▶ [ACTIVITY]: Would you return every entry, exactly as it is written?

[DATA EXTRACTS Boundary: Start]

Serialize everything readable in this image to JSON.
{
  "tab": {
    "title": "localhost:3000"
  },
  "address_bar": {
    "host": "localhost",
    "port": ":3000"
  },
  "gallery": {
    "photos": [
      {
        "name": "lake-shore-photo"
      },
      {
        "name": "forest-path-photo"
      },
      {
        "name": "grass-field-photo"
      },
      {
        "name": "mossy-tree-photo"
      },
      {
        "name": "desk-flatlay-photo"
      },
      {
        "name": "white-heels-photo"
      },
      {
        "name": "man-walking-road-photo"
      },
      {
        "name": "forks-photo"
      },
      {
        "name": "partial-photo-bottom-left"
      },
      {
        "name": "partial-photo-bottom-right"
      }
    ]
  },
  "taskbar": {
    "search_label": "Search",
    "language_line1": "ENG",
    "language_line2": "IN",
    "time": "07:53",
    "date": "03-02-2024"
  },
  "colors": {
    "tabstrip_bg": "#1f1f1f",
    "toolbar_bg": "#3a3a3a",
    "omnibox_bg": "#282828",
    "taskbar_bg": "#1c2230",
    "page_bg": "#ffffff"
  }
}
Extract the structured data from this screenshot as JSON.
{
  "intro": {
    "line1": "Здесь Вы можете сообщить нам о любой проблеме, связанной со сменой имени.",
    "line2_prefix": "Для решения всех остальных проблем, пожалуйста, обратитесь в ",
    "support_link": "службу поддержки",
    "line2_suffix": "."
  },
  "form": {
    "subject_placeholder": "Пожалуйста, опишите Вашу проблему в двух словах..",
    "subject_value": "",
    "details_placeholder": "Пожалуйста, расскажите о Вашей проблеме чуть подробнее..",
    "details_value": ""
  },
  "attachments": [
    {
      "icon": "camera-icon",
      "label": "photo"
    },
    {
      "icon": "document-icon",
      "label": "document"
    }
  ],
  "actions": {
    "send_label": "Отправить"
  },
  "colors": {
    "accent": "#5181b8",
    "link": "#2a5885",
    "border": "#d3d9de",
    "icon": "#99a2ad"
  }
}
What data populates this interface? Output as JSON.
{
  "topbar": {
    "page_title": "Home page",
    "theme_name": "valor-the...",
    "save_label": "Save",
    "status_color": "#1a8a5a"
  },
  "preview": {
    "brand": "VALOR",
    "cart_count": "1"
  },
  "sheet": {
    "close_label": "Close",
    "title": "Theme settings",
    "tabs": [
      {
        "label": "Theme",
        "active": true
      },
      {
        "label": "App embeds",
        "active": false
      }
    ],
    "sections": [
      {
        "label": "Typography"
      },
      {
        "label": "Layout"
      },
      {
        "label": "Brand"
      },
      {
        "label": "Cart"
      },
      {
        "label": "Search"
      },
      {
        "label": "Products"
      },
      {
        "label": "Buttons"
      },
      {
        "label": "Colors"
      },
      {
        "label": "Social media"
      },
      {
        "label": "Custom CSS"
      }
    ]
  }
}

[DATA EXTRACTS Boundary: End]

▶ [SOLUTION]:
Serialize everything readable in this image to JSON.
{
  "tab": {
    "title": "localhost:3000"
  },
  "address_bar": {
    "host": "localhost",
    "port": ":3000"
  },
  "gallery": {
    "photos": [
      {
        "name": "lake-shore-photo"
      },
      {
        "name": "forest-path-photo"
      },
      {
        "name": "grass-field-photo"
      },
      {
        "name": "mossy-tree-photo"
      },
      {
        "name": "desk-flatlay-photo"
      },
      {
        "name": "white-heels-photo"
      },
      {
        "name": "man-walking-road-photo"
      },
      {
        "name": "forks-photo"
      },
      {
        "name": "partial-photo-bottom-left"
      },
      {
        "name": "partial-photo-bottom-right"
      }
    ]
  },
  "taskbar": {
    "search_label": "Search",
    "language_line1": "ENG",
    "language_line2": "IN",
    "time": "07:53",
    "date": "03-02-2024"
  },
  "colors": {
    "tabstrip_bg": "#1f1f1f",
    "toolbar_bg": "#3a3a3a",
    "omnibox_bg": "#282828",
    "taskbar_bg": "#1c2230",
    "page_bg": "#ffffff"
  }
}
Extract the structured data from this screenshot as JSON.
{
  "intro": {
    "line1": "Здесь Вы можете сообщить нам о любой проблеме, связанной со сменой имени.",
    "line2_prefix": "Для решения всех остальных проблем, пожалуйста, обратитесь в ",
    "support_link": "службу поддержки",
    "line2_suffix": "."
  },
  "form": {
    "subject_placeholder": "Пожалуйста, опишите Вашу проблему в двух словах..",
    "subject_value": "",
    "details_placeholder": "Пожалуйста, расскажите о Вашей проблеме чуть подробнее..",
    "details_value": ""
  },
  "attachments": [
    {
      "icon": "camera-icon",
      "label": "photo"
    },
    {
      "icon": "document-icon",
      "label": "document"
    }
  ],
  "actions": {
    "send_label": "Отправить"
  },
  "colors": {
    "accent": "#5181b8",
    "link": "#2a5885",
    "border": "#d3d9de",
    "icon": "#99a2ad"
  }
}
What data populates this interface? Output as JSON.
{
  "topbar": {
    "page_title": "Home page",
    "theme_name": "valor-the...",
    "save_label": "Save",
    "status_color": "#1a8a5a"
  },
  "preview": {
    "brand": "VALOR",
    "cart_count": "1"
  },
  "sheet": {
    "close_label": "Close",
    "title": "Theme settings",
    "tabs": [
      {
        "label": "Theme",
        "active": true
      },
      {
        "label": "App embeds",
        "active": false
      }
    ],
    "sections": [
      {
        "label": "Typography"
      },
      {
        "label": "Layout"
      },
      {
        "label": "Brand"
      },
      {
        "label": "Cart"
      },
      {
        "label": "Search"
      },
      {
        "label": "Products"
      },
      {
        "label": "Buttons"
      },
      {
        "label": "Colors"
      },
      {
        "label": "Social media"
      },
      {
        "label": "Custom CSS"
      }
    ]
  }
}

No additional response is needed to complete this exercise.